■ GIVEN RECORDS ■
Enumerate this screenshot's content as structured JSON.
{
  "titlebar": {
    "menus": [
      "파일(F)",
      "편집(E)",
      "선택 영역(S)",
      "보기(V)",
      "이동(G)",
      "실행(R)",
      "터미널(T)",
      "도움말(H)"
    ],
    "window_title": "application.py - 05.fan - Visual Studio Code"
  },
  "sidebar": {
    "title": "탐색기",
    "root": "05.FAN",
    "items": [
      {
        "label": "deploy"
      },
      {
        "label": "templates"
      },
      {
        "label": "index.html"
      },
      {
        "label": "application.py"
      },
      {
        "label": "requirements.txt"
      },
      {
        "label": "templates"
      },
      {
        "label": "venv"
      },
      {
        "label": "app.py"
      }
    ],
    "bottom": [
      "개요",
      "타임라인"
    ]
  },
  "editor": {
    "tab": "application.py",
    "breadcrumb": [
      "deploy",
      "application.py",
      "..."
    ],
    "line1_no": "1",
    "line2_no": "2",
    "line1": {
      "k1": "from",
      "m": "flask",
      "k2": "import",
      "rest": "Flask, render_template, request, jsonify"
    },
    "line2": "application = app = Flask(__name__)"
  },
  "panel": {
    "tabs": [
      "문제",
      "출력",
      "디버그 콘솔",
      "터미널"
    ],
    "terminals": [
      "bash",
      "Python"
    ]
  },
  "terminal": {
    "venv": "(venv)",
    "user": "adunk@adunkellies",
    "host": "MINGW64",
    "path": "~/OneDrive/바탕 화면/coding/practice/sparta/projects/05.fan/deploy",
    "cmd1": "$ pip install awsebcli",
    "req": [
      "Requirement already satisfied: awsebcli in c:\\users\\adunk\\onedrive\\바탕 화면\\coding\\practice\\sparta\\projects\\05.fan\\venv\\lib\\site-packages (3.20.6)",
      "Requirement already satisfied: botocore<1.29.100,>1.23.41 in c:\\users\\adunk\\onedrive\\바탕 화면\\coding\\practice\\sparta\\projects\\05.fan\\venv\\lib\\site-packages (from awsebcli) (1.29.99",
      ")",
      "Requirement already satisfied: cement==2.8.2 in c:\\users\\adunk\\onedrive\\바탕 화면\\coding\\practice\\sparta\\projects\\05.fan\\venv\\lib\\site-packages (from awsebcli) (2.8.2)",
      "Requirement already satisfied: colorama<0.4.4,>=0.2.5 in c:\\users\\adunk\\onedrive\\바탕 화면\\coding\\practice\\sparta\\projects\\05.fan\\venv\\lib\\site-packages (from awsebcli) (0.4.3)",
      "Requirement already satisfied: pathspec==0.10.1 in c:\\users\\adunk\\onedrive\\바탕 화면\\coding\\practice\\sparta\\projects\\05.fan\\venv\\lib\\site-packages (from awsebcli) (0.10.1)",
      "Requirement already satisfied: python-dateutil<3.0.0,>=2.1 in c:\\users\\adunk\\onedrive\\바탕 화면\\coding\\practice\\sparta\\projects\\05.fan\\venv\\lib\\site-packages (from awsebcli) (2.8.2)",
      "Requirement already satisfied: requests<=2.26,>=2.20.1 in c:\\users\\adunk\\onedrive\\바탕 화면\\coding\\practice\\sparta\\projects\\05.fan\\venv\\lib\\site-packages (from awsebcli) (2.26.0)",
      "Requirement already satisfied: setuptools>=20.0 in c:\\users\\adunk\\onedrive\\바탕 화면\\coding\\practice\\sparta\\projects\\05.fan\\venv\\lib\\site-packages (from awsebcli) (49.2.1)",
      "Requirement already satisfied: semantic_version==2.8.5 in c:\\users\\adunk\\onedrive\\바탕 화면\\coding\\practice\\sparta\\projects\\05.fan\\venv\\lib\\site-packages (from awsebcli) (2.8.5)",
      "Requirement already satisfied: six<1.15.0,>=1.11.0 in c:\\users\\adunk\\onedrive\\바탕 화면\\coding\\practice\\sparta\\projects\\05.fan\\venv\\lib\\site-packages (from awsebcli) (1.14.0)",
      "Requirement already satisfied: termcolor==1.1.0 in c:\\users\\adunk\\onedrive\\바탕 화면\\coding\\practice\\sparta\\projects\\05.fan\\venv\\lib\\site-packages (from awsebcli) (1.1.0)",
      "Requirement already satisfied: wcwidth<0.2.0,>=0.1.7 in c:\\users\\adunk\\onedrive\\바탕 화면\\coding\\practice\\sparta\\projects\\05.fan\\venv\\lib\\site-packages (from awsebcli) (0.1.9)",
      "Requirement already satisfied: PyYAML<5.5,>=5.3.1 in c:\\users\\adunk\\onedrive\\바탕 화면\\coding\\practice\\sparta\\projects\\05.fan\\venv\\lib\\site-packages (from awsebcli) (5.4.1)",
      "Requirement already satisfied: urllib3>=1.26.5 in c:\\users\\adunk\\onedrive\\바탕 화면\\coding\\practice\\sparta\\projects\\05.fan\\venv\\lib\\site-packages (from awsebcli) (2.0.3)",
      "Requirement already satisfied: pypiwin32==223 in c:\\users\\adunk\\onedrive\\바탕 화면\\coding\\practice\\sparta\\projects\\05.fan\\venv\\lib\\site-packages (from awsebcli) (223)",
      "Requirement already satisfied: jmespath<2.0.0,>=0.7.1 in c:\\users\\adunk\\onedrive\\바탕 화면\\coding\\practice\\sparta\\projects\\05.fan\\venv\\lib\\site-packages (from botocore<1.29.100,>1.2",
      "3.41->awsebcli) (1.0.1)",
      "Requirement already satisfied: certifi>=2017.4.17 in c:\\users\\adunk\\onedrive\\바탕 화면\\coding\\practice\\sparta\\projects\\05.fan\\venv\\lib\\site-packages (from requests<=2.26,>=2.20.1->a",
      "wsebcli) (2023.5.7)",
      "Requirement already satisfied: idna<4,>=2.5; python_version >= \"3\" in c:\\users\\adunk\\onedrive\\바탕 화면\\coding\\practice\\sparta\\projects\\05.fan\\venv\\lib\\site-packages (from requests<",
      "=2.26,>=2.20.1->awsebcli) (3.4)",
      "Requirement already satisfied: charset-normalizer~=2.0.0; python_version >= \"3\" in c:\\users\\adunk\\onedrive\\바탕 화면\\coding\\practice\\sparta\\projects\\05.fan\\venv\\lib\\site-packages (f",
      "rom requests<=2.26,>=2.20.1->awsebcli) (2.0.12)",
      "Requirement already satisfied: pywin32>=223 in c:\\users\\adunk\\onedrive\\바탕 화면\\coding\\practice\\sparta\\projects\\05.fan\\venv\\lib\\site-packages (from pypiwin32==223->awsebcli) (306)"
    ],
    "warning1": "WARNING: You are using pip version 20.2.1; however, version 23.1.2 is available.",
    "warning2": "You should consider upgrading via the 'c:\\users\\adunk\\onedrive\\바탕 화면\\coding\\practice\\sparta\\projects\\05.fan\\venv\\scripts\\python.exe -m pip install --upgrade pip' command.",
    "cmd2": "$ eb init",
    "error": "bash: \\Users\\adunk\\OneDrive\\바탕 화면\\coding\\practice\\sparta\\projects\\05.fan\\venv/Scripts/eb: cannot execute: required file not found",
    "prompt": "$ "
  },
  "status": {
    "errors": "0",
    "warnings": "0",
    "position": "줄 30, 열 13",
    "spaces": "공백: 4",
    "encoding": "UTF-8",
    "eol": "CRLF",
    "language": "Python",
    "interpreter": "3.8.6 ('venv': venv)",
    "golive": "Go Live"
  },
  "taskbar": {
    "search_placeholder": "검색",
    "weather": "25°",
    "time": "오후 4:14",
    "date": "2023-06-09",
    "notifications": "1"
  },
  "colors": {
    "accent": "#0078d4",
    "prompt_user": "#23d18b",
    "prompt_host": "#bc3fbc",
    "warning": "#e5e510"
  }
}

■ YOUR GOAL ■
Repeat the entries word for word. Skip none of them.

■ RESPONSE TO THIS TASK ■
Enumerate this screenshot's content as structured JSON.
{
  "titlebar": {
    "menus": [
      "파일(F)",
      "편집(E)",
      "선택 영역(S)",
      "보기(V)",
      "이동(G)",
      "실행(R)",
      "터미널(T)",
      "도움말(H)"
    ],
    "window_title": "application.py - 05.fan - Visual Studio Code"
  },
  "sidebar": {
    "title": "탐색기",
    "root": "05.FAN",
    "items": [
      {
        "label": "deploy"
      },
      {
        "label": "templates"
      },
      {
        "label": "index.html"
      },
      {
        "label": "application.py"
      },
      {
        "label": "requirements.txt"
      },
      {
        "label": "templates"
      },
      {
        "label": "venv"
      },
      {
        "label": "app.py"
      }
    ],
    "bottom": [
      "개요",
      "타임라인"
    ]
  },
  "editor": {
    "tab": "application.py",
    "breadcrumb": [
      "deploy",
      "application.py",
      "..."
    ],
    "line1_no": "1",
    "line2_no": "2",
    "line1": {
      "k1": "from",
      "m": "flask",
      "k2": "import",
      "rest": "Flask, render_template, request, jsonify"
    },
    "line2": "application = app = Flask(__name__)"
  },
  "panel": {
    "tabs": [
      "문제",
      "출력",
      "디버그 콘솔",
      "터미널"
    ],
    "terminals": [
      "bash",
      "Python"
    ]
  },
  "terminal": {
    "venv": "(venv)",
    "user": "adunk@adunkellies",
    "host": "MINGW64",
    "path": "~/OneDrive/바탕 화면/coding/practice/sparta/projects/05.fan/deploy",
    "cmd1": "$ pip install awsebcli",
    "req": [
      "Requirement already satisfied: awsebcli in c:\\users\\adunk\\onedrive\\바탕 화면\\coding\\practice\\sparta\\projects\\05.fan\\venv\\lib\\site-packages (3.20.6)",
      "Requirement already satisfied: botocore<1.29.100,>1.23.41 in c:\\users\\adunk\\onedrive\\바탕 화면\\coding\\practice\\sparta\\projects\\05.fan\\venv\\lib\\site-packages (from awsebcli) (1.29.99",
      ")",
      "Requirement already satisfied: cement==2.8.2 in c:\\users\\adunk\\onedrive\\바탕 화면\\coding\\practice\\sparta\\projects\\05.fan\\venv\\lib\\site-packages (from awsebcli) (2.8.2)",
      "Requirement already satisfied: colorama<0.4.4,>=0.2.5 in c:\\users\\adunk\\onedrive\\바탕 화면\\coding\\practice\\sparta\\projects\\05.fan\\venv\\lib\\site-packages (from awsebcli) (0.4.3)",
      "Requirement already satisfied: pathspec==0.10.1 in c:\\users\\adunk\\onedrive\\바탕 화면\\coding\\practice\\sparta\\projects\\05.fan\\venv\\lib\\site-packages (from awsebcli) (0.10.1)",
      "Requirement already satisfied: python-dateutil<3.0.0,>=2.1 in c:\\users\\adunk\\onedrive\\바탕 화면\\coding\\practice\\sparta\\projects\\05.fan\\venv\\lib\\site-packages (from awsebcli) (2.8.2)",
      "Requirement already satisfied: requests<=2.26,>=2.20.1 in c:\\users\\adunk\\onedrive\\바탕 화면\\coding\\practice\\sparta\\projects\\05.fan\\venv\\lib\\site-packages (from awsebcli) (2.26.0)",
      "Requirement already satisfied: setuptools>=20.0 in c:\\users\\adunk\\onedrive\\바탕 화면\\coding\\practice\\sparta\\projects\\05.fan\\venv\\lib\\site-packages (from awsebcli) (49.2.1)",
      "Requirement already satisfied: semantic_version==2.8.5 in c:\\users\\adunk\\onedrive\\바탕 화면\\coding\\practice\\sparta\\projects\\05.fan\\venv\\lib\\site-packages (from awsebcli) (2.8.5)",
      "Requirement already satisfied: six<1.15.0,>=1.11.0 in c:\\users\\adunk\\onedrive\\바탕 화면\\coding\\practice\\sparta\\projects\\05.fan\\venv\\lib\\site-packages (from awsebcli) (1.14.0)",
      "Requirement already satisfied: termcolor==1.1.0 in c:\\users\\adunk\\onedrive\\바탕 화면\\coding\\practice\\sparta\\projects\\05.fan\\venv\\lib\\site-packages (from awsebcli) (1.1.0)",
      "Requirement already satisfied: wcwidth<0.2.0,>=0.1.7 in c:\\users\\adunk\\onedrive\\바탕 화면\\coding\\practice\\sparta\\projects\\05.fan\\venv\\lib\\site-packages (from awsebcli) (0.1.9)",
      "Requirement already satisfied: PyYAML<5.5,>=5.3.1 in c:\\users\\adunk\\onedrive\\바탕 화면\\coding\\practice\\sparta\\projects\\05.fan\\venv\\lib\\site-packages (from awsebcli) (5.4.1)",
      "Requirement already satisfied: urllib3>=1.26.5 in c:\\users\\adunk\\onedrive\\바탕 화면\\coding\\practice\\sparta\\projects\\05.fan\\venv\\lib\\site-packages (from awsebcli) (2.0.3)",
      "Requirement already satisfied: pypiwin32==223 in c:\\users\\adunk\\onedrive\\바탕 화면\\coding\\practice\\sparta\\projects\\05.fan\\venv\\lib\\site-packages (from awsebcli) (223)",
      "Requirement already satisfied: jmespath<2.0.0,>=0.7.1 in c:\\users\\adunk\\onedrive\\바탕 화면\\coding\\practice\\sparta\\projects\\05.fan\\venv\\lib\\site-packages (from botocore<1.29.100,>1.2",
      "3.41->awsebcli) (1.0.1)",
      "Requirement already satisfied: certifi>=2017.4.17 in c:\\users\\adunk\\onedrive\\바탕 화면\\coding\\practice\\sparta\\projects\\05.fan\\venv\\lib\\site-packages (from requests<=2.26,>=2.20.1->a",
      "wsebcli) (2023.5.7)",
      "Requirement already satisfied: idna<4,>=2.5; python_version >= \"3\" in c:\\users\\adunk\\onedrive\\바탕 화면\\coding\\practice\\sparta\\projects\\05.fan\\venv\\lib\\site-packages (from requests<",
      "=2.26,>=2.20.1->awsebcli) (3.4)",
      "Requirement already satisfied: charset-normalizer~=2.0.0; python_version >= \"3\" in c:\\users\\adunk\\onedrive\\바탕 화면\\coding\\practice\\sparta\\projects\\05.fan\\venv\\lib\\site-packages (f",
      "rom requests<=2.26,>=2.20.1->awsebcli) (2.0.12)",
      "Requirement already satisfied: pywin32>=223 in c:\\users\\adunk\\onedrive\\바탕 화면\\coding\\practice\\sparta\\projects\\05.fan\\venv\\lib\\site-packages (from pypiwin32==223->awsebcli) (306)"
    ],
    "warning1": "WARNING: You are using pip version 20.2.1; however, version 23.1.2 is available.",
    "warning2": "You should consider upgrading via the 'c:\\users\\adunk\\onedrive\\바탕 화면\\coding\\practice\\sparta\\projects\\05.fan\\venv\\scripts\\python.exe -m pip install --upgrade pip' command.",
    "cmd2": "$ eb init",
    "error": "bash: \\Users\\adunk\\OneDrive\\바탕 화면\\coding\\practice\\sparta\\projects\\05.fan\\venv/Scripts/eb: cannot execute: required file not found",
    "prompt": "$ "
  },
  "status": {
    "errors": "0",
    "warnings": "0",
    "position": "줄 30, 열 13",
    "spaces": "공백: 4",
    "encoding": "UTF-8",
    "eol": "CRLF",
    "language": "Python",
    "interpreter": "3.8.6 ('venv': venv)",
    "golive": "Go Live"
  },
  "taskbar": {
    "search_placeholder": "검색",
    "weather": "25°",
    "time": "오후 4:14",
    "date": "2023-06-09",
    "notifications": "1"
  },
  "colors": {
    "accent": "#0078d4",
    "prompt_user": "#23d18b",
    "prompt_host": "#bc3fbc",
    "warning": "#e5e510"
  }
}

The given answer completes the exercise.